Thursday, October 31, 2013

A word about loose-fill fiberglass in attics: "No!"

Along with stopping air leakage into/out of the home, the strength of your attic is frequently the biggest factor in determining how well your home can protect you from the cold in winter months.  Strong attics create comfort.  So when a homeowner is told that they have 12” of insulation in their attic, that might just sound reasonable (it's close).  Except that it depends on what material constitutes that 12” of insulation.  This infrared image of a ceiling at a home in Hecker, IL provides a case in point:  

Orange = warm, Blue = cold

Why does this ceiling look like it’s been tye-dyed?   The answer is in the 12” of insulation material.

Too much cold air is getting through the 12” of loose-fill fiberglass insulation** in the attic and is reaching this ceiling...thereby making the drywall on the ceiling cold.  And since the insulation is so porous and unevenly distributed, cold air gets down to the ceiling in pockets of least resistance and it shows up under infrared (in blue).  This is happening in every room of the house, and this "sucking" of heat from the ceiling through the fiberglass and into the attic space is called convective heat loss.  Because of the cold ceiling:

--The problem of convective looping is amplified, which exacerbates comfort issues.   
--More heating fuel is used, at cost to the homeowner.
--Heating equipment and air distribution fans run longer, at cost to the homeowner.
--Overworked heating equipment needs replaced more frequently, at cost to the homeowner.     

Worse, we see evidence that previous installers are either using installation techniques that “fluff” loose-fill fiberglass and result in lower densities (and lower performance), or install a popular, less-expensive fiberglass product that is only rated for walls…or both.  12” of loose-fill fiberglass with these two factors reduces RValues to near R10.  Scary thought: We see this inappropriate use of loose-fill fiberglass most often in houses that are built in the last 15 years. 
But this is not a new phenomenon.  Loose-fill fiberglass in attics used to perform much worse.  Back in the 90’s, loose-fill fiberglass manufacturers were called out on this poor winter performance and in 1992 the State of Minnesota began requiring fiberglass manufacturers to acknowledge this in their material documents.  It’s a practice that continues to this day.  Improvements to loose-fill fiberglass products have helped to mitigate this convective heat loss, but it can’t be stopped with loose-fill fiberglass to the same degree that cellulose can.
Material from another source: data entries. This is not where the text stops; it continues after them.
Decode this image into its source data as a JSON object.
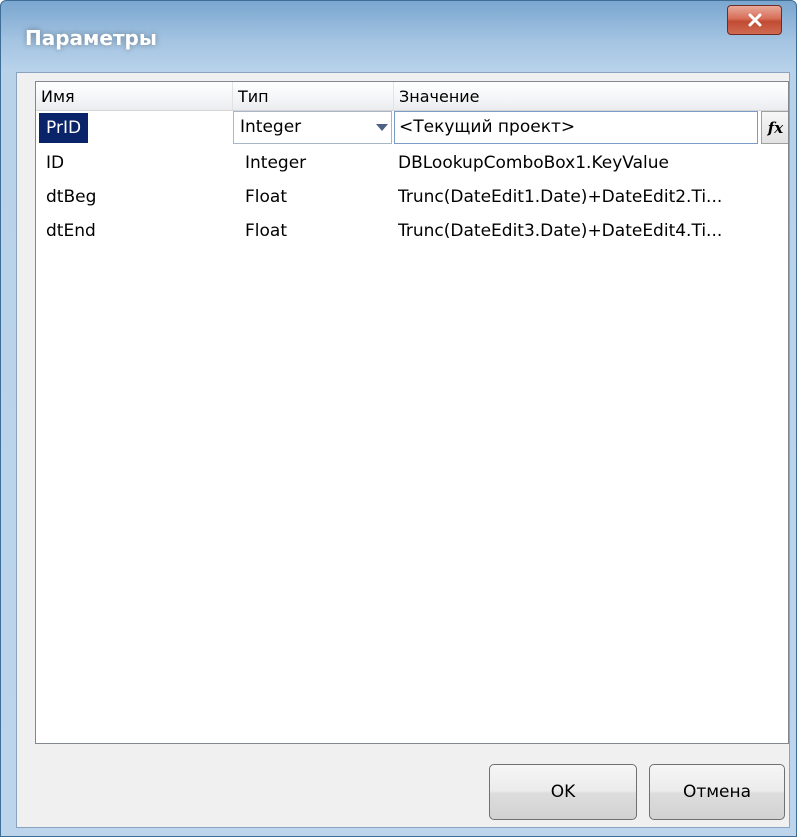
{
  "window": {
    "title": "Параметры"
  },
  "grid": {
    "columns": [
      "Имя",
      "Тип",
      "Значение"
    ],
    "rows": [
      {
        "name": "PrID",
        "type": "Integer",
        "value": "<Текущий проект>"
      },
      {
        "name": "ID",
        "type": "Integer",
        "value": "DBLookupComboBox1.KeyValue"
      },
      {
        "name": "dtBeg",
        "type": "Float",
        "value": "Trunc(DateEdit1.Date)+DateEdit2.Ti..."
      },
      {
        "name": "dtEnd",
        "type": "Float",
        "value": "Trunc(DateEdit3.Date)+DateEdit4.Ti..."
      }
    ],
    "selected_row": 0
  },
  "buttons": {
    "ok_label": "OK",
    "cancel_label": "Отмена",
    "fx_label": "fx"
  },
  "icons": {
    "close": "close-icon",
    "dropdown": "chevron-down-icon"
  },
  "colors": {
    "selection": "#0a246a",
    "close_button": "#c24b33",
    "title_bar": "#7aa6cf"
  }
}
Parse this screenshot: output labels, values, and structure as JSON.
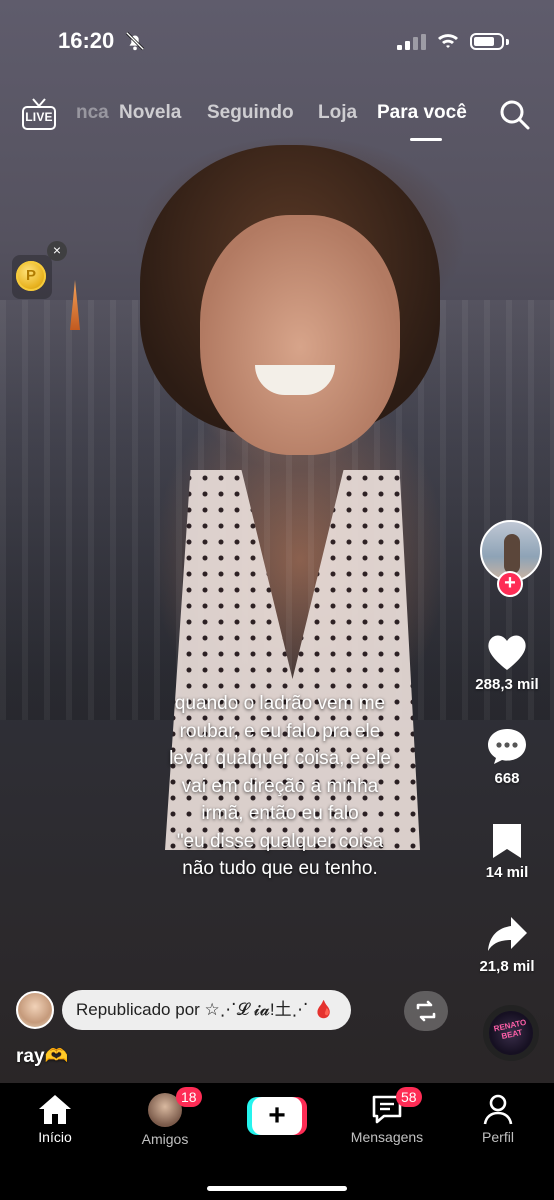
{
  "status_bar": {
    "time": "16:20"
  },
  "top_nav": {
    "live_label": "LIVE",
    "tabs": [
      {
        "label": "nca"
      },
      {
        "label": "Novela"
      },
      {
        "label": "Seguindo"
      },
      {
        "label": "Loja"
      },
      {
        "label": "Para você",
        "active": true
      }
    ]
  },
  "coin_widget": {
    "symbol": "P",
    "close": "×"
  },
  "caption": {
    "lines": [
      "quando o ladrão vem me",
      "roubar, e eu falo pra ele",
      "levar qualquer coisa, e ele",
      "vai em direção a minha",
      "irmã, então eu falo",
      "\"eu disse qualquer coisa",
      "não tudo que eu tenho."
    ]
  },
  "actions": {
    "follow": "+",
    "likes": "288,3 mil",
    "comments": "668",
    "saves": "14 mil",
    "shares": "21,8 mil"
  },
  "repost": {
    "prefix": "Republicado por",
    "name": "☆⋰𝓛 𝓲𝓪!土⋰",
    "emoji": "🩸"
  },
  "music": {
    "label": "RENATO BEAT"
  },
  "author": {
    "username": "ray🫶"
  },
  "bottom_nav": {
    "items": [
      {
        "label": "Início",
        "active": true
      },
      {
        "label": "Amigos",
        "badge": "18"
      },
      {
        "label": "+"
      },
      {
        "label": "Mensagens",
        "badge": "58"
      },
      {
        "label": "Perfil"
      }
    ]
  },
  "colors": {
    "accent": "#fe2c55",
    "cyan": "#25f4ee",
    "bar": "#000000"
  }
}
The great news is that all is not lost if you have the white fluffy stuff in your attic that can produce the tye-dyed ceilings.  A thin layer (at least 3”) of loose-fill cellulose on top of the existing fiberglass restores the fiberglass' true RValue and knocks out the convective heat loss problem.  Problem solved, cellulose to the rescue.
NOTE: We love loose-fill fiberglass when it is dense-packed in wall cavities.  Studies indicate dense-pack fiberglass provides higher RValue in a closed wall cavity than cellulose can achieve in that same cavity.  It works.  Bravo!  Just don’t use it in an attic.   Also, fiberglass batts--because of their construction--are slightly less susceptible to convective heat loss that plagues loose-fill fiberglass.  Neither approach the performance of cellulose in an attic.      

If you  have any questions about our products and our philosophy on all insulation materials, see our “Insulation” page.

**12” of cellulose gives you an R42.  12” of loose-fill fiberglass creates an R30.  What’s the difference between the two?  Cellulose is constituted of shorter, denser fibers which allow cellulose to cozy up real snug with other cellulose fibers.  And it’s a little heavier, which means it fills in gaps and lays ‘tightly’.  Because of this, there’s less opportunity for air to migrate through the cellulose material.  Loose-fill fiberglass has longer fibers, provides less resistance to air movement, and allows for the convective heat loss effect that shows up in the infrared picture above.